  via 208.0.3.2, Ethernet2/0, 1 dependency
    next hop 208.0.3.2, Ethernet2/0
    valid cached adjacency
10.1.1.255/32, version 5, receive

The next packet the router receives destined for 10.1.1.50 is switched through this new adjacency.

Load Sharing

Cisco Express Forwarding also takes advantage of the separation between the Cisco Express Forwarding table and the adjacency table to provide a better form of load sharing than any other interrupt context switching mode. A loadshare table is inserted between the Cisco Express Forwarding table and the adjacency table, as illustrated in this figure:

20g.gif

The Cisco Express Forwarding table points to this loadshare table, which contains pointers to the various adjacency table entries for available parallel paths. The source and destination addresses are passed through a hash algorithm to determine which loadshare table entry to use for each packet. Per packet load sharing can be configured, in which case each packet uses a different loadshare table entry.

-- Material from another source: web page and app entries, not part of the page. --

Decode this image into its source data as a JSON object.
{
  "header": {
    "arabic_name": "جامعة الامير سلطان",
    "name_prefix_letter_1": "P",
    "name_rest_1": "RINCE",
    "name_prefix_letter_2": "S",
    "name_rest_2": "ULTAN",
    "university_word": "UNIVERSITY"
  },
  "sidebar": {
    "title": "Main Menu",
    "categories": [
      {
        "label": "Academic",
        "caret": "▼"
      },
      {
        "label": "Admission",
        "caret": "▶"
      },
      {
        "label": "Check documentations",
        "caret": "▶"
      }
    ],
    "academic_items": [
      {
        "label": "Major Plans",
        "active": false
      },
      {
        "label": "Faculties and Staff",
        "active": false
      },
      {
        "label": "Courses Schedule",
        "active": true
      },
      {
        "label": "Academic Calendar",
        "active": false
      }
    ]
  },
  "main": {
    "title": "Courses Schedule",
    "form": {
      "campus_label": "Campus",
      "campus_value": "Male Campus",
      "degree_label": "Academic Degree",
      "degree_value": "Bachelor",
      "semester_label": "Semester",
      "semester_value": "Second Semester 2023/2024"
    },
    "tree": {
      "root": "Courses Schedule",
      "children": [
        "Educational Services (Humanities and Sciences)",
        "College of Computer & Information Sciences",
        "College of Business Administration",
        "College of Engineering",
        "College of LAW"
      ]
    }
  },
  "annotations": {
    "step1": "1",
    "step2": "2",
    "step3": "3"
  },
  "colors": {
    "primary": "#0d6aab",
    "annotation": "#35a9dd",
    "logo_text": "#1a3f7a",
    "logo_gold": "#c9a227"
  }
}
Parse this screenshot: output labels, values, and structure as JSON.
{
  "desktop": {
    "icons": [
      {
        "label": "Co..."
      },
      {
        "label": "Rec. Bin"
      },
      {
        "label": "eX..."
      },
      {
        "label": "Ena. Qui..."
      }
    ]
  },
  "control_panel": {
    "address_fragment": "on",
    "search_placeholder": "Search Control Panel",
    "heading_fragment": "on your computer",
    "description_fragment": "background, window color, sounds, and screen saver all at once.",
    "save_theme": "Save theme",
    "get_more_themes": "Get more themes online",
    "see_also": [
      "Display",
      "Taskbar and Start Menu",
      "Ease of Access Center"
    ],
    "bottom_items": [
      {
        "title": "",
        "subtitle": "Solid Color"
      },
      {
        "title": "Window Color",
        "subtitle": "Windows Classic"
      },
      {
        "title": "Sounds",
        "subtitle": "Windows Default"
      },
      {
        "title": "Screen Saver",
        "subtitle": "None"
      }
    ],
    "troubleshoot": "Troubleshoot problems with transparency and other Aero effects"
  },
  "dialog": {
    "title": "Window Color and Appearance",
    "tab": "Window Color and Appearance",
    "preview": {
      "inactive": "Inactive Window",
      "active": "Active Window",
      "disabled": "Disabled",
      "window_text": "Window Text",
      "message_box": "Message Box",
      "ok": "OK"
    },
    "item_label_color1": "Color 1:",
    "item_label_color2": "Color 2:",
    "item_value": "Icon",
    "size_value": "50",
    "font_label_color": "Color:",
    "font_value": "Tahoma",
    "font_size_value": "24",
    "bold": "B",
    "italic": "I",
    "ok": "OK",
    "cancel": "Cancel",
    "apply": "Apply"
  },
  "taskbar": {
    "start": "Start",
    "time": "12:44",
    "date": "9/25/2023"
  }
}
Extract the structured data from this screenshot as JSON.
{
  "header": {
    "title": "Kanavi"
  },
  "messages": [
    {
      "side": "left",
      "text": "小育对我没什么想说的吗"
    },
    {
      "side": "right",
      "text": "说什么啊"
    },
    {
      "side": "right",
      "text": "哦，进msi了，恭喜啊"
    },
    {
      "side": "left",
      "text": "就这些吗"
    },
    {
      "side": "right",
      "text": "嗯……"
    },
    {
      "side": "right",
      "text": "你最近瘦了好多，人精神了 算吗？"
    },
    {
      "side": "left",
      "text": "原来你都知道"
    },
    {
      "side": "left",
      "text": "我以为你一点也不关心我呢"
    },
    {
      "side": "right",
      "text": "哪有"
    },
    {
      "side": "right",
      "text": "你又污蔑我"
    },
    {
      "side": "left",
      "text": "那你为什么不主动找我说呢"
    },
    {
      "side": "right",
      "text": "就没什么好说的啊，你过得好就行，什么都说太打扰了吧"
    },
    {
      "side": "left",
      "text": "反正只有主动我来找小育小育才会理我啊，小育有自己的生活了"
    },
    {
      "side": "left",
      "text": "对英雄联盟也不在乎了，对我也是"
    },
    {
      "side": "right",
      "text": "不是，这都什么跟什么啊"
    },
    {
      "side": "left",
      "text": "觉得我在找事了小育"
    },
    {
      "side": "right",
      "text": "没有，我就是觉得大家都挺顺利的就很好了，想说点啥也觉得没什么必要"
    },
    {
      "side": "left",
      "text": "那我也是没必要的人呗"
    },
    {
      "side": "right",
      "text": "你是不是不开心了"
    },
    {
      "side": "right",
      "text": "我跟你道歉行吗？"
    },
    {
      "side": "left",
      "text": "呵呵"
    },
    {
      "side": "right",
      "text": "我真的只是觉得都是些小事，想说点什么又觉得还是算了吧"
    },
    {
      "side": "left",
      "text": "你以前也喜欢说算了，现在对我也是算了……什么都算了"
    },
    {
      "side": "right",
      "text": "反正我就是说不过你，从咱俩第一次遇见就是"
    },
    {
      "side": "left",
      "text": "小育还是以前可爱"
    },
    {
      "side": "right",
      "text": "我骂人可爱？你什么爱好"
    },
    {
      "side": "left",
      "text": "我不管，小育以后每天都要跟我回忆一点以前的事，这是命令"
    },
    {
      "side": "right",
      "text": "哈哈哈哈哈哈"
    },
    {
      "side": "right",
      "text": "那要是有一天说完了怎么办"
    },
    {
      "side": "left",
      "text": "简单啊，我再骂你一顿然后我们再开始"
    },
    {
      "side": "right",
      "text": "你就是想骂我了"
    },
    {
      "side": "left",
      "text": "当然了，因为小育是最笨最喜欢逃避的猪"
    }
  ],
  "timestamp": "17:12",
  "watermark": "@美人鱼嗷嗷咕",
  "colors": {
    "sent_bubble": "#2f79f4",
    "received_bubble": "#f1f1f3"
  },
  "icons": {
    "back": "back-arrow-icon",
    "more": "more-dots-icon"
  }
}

Each loadshare table has 16 entries among which the paths available are divided based on the traffic share counter in the routing table. If the traffic share counters in the routing table are all 1 (as in the case of multiple equal cost paths), each possible next hop receives an equal number of pointers from the loadshare table. If the number of available paths is not evenly divisible into 16 (since there are 16 loadshare table entries), some paths will have more entries than others.

Beginning in Cisco IOS Software Release 12.0, the number of entries in the loadshare table is reduced to make certain each path has a proportionate number of loadshare table entries. For instance, if there are three equal cost paths in the routing table, only 15 loadshare table entries are used.

Which Switching Path Is Best?

Whenever possible, you want your routers to be switching in the interrupt context because it is at least an order of a magnitude faster than process level switching. Cisco Express Forwarding switching is definitely faster and better than any other switching mode. We recommend you use Cisco Express Forwarding if the protocol and IOS you are running supports it. This is particularly true if you have a number of parallel links across which traffic should be load shared. Access the Cisco Feature Navigator (registered customers only) page to determine which IOS you need for CEF support.

Related Information

Updated: Aug 10, 2005
Document ID: 13706